### Work instructions
Extract every line from the records below that contains the word "copy".

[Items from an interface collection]
Content starts
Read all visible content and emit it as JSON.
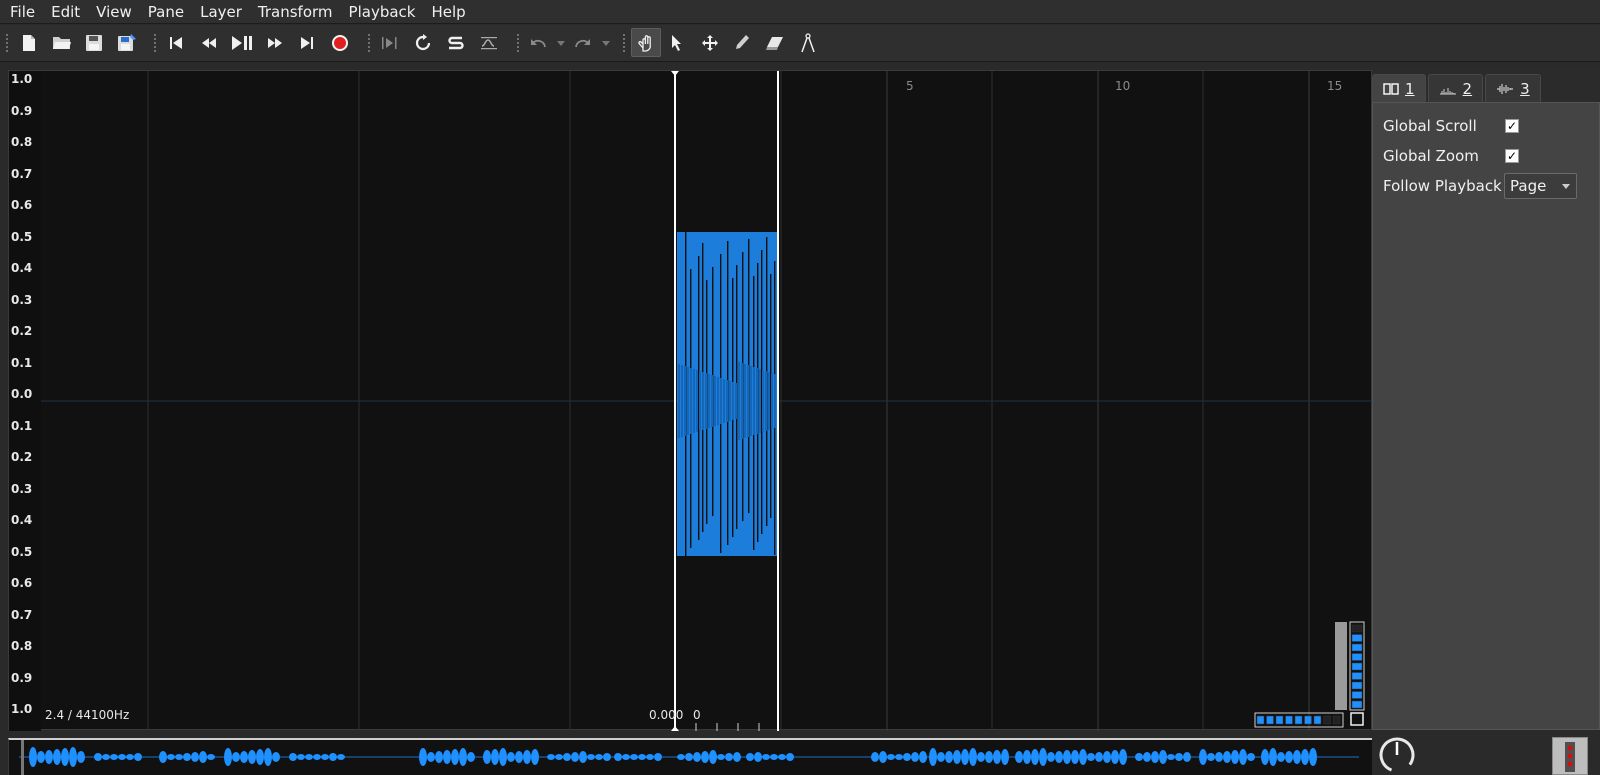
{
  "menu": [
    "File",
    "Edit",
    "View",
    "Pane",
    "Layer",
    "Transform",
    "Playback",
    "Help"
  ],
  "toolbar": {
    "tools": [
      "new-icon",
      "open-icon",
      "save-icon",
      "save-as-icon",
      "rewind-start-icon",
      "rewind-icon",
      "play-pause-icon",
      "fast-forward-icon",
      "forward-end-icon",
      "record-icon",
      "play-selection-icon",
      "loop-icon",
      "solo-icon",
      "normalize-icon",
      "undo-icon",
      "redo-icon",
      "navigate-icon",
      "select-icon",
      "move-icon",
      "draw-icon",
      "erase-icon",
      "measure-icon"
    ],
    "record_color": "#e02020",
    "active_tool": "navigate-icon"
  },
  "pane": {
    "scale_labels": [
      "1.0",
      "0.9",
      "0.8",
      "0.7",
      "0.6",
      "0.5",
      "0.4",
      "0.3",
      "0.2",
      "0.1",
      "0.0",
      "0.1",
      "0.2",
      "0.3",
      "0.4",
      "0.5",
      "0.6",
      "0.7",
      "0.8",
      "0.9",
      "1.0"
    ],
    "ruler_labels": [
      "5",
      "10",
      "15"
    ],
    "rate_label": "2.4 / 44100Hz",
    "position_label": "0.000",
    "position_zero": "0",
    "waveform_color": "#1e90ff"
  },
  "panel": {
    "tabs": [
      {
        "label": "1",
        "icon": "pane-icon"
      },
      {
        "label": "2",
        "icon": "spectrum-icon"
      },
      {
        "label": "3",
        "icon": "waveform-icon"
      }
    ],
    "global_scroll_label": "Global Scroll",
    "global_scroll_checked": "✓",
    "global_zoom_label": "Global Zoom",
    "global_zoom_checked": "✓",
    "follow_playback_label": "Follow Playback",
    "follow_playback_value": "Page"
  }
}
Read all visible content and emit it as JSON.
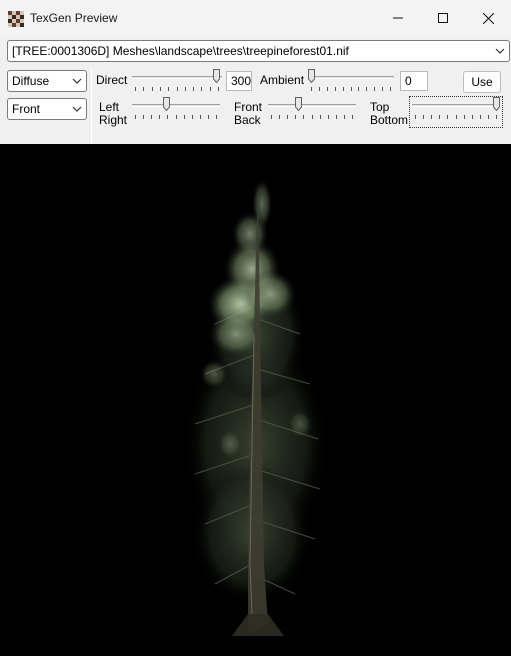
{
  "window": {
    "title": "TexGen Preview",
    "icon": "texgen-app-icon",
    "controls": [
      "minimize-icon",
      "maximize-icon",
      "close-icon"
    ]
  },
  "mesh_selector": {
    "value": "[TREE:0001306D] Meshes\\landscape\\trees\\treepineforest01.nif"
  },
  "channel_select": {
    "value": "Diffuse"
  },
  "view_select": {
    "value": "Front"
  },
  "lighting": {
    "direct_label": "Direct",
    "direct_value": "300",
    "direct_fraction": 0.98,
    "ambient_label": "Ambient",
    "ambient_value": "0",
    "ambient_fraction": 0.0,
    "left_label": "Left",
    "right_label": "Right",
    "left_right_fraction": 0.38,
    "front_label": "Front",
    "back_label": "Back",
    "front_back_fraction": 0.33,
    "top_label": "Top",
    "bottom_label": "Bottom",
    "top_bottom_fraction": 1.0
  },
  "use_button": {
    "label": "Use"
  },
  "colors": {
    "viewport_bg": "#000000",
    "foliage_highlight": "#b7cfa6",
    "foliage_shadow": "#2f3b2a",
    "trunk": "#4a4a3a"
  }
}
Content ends
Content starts
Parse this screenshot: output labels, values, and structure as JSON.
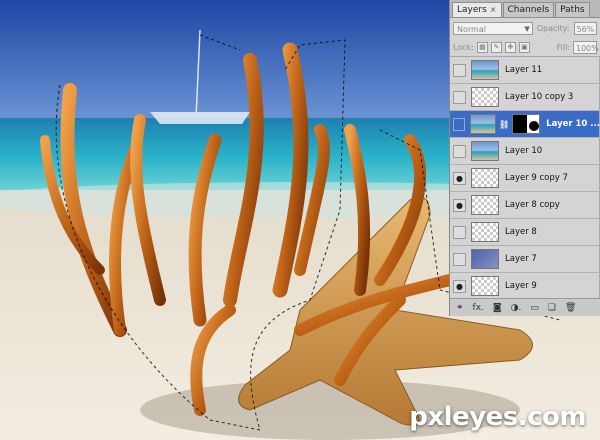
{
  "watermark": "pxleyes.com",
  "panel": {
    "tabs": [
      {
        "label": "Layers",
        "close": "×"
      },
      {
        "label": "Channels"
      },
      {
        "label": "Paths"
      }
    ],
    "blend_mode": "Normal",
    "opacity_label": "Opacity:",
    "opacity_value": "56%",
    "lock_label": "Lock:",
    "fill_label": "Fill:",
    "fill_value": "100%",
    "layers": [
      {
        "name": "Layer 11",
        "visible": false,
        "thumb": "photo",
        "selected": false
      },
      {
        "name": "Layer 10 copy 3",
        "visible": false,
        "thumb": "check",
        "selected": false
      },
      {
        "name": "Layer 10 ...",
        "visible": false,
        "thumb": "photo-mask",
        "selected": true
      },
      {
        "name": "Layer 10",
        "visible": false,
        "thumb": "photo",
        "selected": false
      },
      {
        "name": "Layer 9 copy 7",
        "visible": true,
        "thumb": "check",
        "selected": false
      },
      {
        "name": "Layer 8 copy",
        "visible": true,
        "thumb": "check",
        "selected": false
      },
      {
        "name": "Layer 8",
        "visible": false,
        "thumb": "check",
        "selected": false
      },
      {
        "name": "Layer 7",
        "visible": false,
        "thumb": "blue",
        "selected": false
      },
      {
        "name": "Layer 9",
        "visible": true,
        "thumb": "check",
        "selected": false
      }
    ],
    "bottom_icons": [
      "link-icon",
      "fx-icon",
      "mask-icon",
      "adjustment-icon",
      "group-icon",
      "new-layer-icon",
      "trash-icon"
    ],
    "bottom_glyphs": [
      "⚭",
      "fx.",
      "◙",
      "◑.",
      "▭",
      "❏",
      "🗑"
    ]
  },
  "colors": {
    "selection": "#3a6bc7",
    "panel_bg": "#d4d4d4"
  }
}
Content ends
### Task result
        "name": "Layer 10 copy 3",
        "name": "Layer 9 copy 7",
        "name": "Layer 8 copy",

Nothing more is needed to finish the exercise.